▶ Records shown
###
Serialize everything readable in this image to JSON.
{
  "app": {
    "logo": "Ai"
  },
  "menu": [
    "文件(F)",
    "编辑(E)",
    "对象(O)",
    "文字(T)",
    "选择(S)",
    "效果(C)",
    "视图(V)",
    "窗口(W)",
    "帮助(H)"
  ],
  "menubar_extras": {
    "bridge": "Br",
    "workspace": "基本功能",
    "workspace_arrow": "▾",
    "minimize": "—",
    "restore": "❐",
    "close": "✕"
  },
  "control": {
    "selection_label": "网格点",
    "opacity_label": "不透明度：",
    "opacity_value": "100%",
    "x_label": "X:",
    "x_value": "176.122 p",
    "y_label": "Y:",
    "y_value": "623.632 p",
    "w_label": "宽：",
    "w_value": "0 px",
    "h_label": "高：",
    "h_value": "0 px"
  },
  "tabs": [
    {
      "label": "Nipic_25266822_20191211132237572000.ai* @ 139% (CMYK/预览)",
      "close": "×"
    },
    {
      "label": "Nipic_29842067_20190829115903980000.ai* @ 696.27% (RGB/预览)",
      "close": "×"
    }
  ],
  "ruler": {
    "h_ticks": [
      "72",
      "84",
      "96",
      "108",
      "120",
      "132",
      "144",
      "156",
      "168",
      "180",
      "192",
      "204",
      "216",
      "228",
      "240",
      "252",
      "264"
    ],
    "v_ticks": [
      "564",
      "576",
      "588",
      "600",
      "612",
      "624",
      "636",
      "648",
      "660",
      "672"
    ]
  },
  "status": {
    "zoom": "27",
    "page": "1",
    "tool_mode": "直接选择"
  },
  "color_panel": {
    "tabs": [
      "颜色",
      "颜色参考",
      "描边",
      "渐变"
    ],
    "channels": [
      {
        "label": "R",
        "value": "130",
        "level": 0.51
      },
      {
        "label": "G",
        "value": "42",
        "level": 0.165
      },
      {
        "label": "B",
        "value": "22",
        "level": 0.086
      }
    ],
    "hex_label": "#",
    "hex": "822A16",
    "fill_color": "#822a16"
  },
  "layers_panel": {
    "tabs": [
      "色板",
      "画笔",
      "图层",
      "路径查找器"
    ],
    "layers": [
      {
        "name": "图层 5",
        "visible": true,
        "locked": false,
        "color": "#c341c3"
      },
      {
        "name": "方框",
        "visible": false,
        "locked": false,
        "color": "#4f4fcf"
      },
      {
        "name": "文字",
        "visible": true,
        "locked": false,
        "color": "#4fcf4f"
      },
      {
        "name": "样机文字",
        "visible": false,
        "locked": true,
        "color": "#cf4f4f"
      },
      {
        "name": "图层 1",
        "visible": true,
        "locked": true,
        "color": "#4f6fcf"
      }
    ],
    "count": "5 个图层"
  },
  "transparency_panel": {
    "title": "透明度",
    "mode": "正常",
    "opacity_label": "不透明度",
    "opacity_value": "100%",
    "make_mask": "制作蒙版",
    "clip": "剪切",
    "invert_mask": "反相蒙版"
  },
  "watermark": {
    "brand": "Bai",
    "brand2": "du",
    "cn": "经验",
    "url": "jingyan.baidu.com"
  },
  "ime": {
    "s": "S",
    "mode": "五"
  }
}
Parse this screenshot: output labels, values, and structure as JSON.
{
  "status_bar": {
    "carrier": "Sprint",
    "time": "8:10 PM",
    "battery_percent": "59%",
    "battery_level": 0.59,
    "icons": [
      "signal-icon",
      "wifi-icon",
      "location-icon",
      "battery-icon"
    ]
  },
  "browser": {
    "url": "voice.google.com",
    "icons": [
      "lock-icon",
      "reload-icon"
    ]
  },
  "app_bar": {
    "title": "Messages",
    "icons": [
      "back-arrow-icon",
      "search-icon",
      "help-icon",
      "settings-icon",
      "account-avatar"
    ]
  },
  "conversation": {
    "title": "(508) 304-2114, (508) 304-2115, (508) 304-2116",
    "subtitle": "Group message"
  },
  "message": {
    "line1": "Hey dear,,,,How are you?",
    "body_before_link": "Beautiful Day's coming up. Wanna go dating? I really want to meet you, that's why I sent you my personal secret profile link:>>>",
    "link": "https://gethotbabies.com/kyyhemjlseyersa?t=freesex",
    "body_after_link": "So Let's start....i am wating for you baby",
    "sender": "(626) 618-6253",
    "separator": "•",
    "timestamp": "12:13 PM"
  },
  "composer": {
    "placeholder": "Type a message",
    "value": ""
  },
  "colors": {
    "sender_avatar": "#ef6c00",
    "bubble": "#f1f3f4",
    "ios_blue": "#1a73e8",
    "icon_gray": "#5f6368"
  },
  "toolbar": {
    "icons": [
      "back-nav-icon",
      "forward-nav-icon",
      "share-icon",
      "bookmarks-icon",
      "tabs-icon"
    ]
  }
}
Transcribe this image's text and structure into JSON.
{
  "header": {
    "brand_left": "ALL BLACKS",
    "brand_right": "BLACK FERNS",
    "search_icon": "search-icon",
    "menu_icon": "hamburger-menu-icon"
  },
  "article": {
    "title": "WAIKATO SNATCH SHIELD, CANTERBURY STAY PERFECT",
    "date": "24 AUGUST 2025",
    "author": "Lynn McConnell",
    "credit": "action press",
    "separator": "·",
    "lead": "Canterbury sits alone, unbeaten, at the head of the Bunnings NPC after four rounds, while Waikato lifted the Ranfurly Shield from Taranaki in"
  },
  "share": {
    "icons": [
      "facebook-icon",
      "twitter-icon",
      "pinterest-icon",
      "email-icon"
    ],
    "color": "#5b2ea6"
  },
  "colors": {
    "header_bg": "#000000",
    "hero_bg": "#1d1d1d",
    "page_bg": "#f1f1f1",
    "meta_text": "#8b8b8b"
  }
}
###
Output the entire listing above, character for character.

▶ Answer section
Serialize everything readable in this image to JSON.
{
  "app": {
    "logo": "Ai"
  },
  "menu": [
    "文件(F)",
    "编辑(E)",
    "对象(O)",
    "文字(T)",
    "选择(S)",
    "效果(C)",
    "视图(V)",
    "窗口(W)",
    "帮助(H)"
  ],
  "menubar_extras": {
    "bridge": "Br",
    "workspace": "基本功能",
    "workspace_arrow": "▾",
    "minimize": "—",
    "restore": "❐",
    "close": "✕"
  },
  "control": {
    "selection_label": "网格点",
    "opacity_label": "不透明度：",
    "opacity_value": "100%",
    "x_label": "X:",
    "x_value": "176.122 p",
    "y_label": "Y:",
    "y_value": "623.632 p",
    "w_label": "宽：",
    "w_value": "0 px",
    "h_label": "高：",
    "h_value": "0 px"
  },
  "tabs": [
    {
      "label": "Nipic_25266822_20191211132237572000.ai* @ 139% (CMYK/预览)",
      "close": "×"
    },
    {
      "label": "Nipic_29842067_20190829115903980000.ai* @ 696.27% (RGB/预览)",
      "close": "×"
    }
  ],
  "ruler": {
    "h_ticks": [
      "72",
      "84",
      "96",
      "108",
      "120",
      "132",
      "144",
      "156",
      "168",
      "180",
      "192",
      "204",
      "216",
      "228",
      "240",
      "252",
      "264"
    ],
    "v_ticks": [
      "564",
      "576",
      "588",
      "600",
      "612",
      "624",
      "636",
      "648",
      "660",
      "672"
    ]
  },
  "status": {
    "zoom": "27",
    "page": "1",
    "tool_mode": "直接选择"
  },
  "color_panel": {
    "tabs": [
      "颜色",
      "颜色参考",
      "描边",
      "渐变"
    ],
    "channels": [
      {
        "label": "R",
        "value": "130",
        "level": 0.51
      },
      {
        "label": "G",
        "value": "42",
        "level": 0.165
      },
      {
        "label": "B",
        "value": "22",
        "level": 0.086
      }
    ],
    "hex_label": "#",
    "hex": "822A16",
    "fill_color": "#822a16"
  },
  "layers_panel": {
    "tabs": [
      "色板",
      "画笔",
      "图层",
      "路径查找器"
    ],
    "layers": [
      {
        "name": "图层 5",
        "visible": true,
        "locked": false,
        "color": "#c341c3"
      },
      {
        "name": "方框",
        "visible": false,
        "locked": false,
        "color": "#4f4fcf"
      },
      {
        "name": "文字",
        "visible": true,
        "locked": false,
        "color": "#4fcf4f"
      },
      {
        "name": "样机文字",
        "visible": false,
        "locked": true,
        "color": "#cf4f4f"
      },
      {
        "name": "图层 1",
        "visible": true,
        "locked": true,
        "color": "#4f6fcf"
      }
    ],
    "count": "5 个图层"
  },
  "transparency_panel": {
    "title": "透明度",
    "mode": "正常",
    "opacity_label": "不透明度",
    "opacity_value": "100%",
    "make_mask": "制作蒙版",
    "clip": "剪切",
    "invert_mask": "反相蒙版"
  },
  "watermark": {
    "brand": "Bai",
    "brand2": "du",
    "cn": "经验",
    "url": "jingyan.baidu.com"
  },
  "ime": {
    "s": "S",
    "mode": "五"
  }
}
Parse this screenshot: output labels, values, and structure as JSON.
{
  "status_bar": {
    "carrier": "Sprint",
    "time": "8:10 PM",
    "battery_percent": "59%",
    "battery_level": 0.59,
    "icons": [
      "signal-icon",
      "wifi-icon",
      "location-icon",
      "battery-icon"
    ]
  },
  "browser": {
    "url": "voice.google.com",
    "icons": [
      "lock-icon",
      "reload-icon"
    ]
  },
  "app_bar": {
    "title": "Messages",
    "icons": [
      "back-arrow-icon",
      "search-icon",
      "help-icon",
      "settings-icon",
      "account-avatar"
    ]
  },
  "conversation": {
    "title": "(508) 304-2114, (508) 304-2115, (508) 304-2116",
    "subtitle": "Group message"
  },
  "message": {
    "line1": "Hey dear,,,,How are you?",
    "body_before_link": "Beautiful Day's coming up. Wanna go dating? I really want to meet you, that's why I sent you my personal secret profile link:>>>",
    "link": "https://gethotbabies.com/kyyhemjlseyersa?t=freesex",
    "body_after_link": "So Let's start....i am wating for you baby",
    "sender": "(626) 618-6253",
    "separator": "•",
    "timestamp": "12:13 PM"
  },
  "composer": {
    "placeholder": "Type a message",
    "value": ""
  },
  "colors": {
    "sender_avatar": "#ef6c00",
    "bubble": "#f1f3f4",
    "ios_blue": "#1a73e8",
    "icon_gray": "#5f6368"
  },
  "toolbar": {
    "icons": [
      "back-nav-icon",
      "forward-nav-icon",
      "share-icon",
      "bookmarks-icon",
      "tabs-icon"
    ]
  }
}
Transcribe this image's text and structure into JSON.
{
  "header": {
    "brand_left": "ALL BLACKS",
    "brand_right": "BLACK FERNS",
    "search_icon": "search-icon",
    "menu_icon": "hamburger-menu-icon"
  },
  "article": {
    "title": "WAIKATO SNATCH SHIELD, CANTERBURY STAY PERFECT",
    "date": "24 AUGUST 2025",
    "author": "Lynn McConnell",
    "credit": "action press",
    "separator": "·",
    "lead": "Canterbury sits alone, unbeaten, at the head of the Bunnings NPC after four rounds, while Waikato lifted the Ranfurly Shield from Taranaki in"
  },
  "share": {
    "icons": [
      "facebook-icon",
      "twitter-icon",
      "pinterest-icon",
      "email-icon"
    ],
    "color": "#5b2ea6"
  },
  "colors": {
    "header_bg": "#000000",
    "hero_bg": "#1d1d1d",
    "page_bg": "#f1f1f1",
    "meta_text": "#8b8b8b"
  }
}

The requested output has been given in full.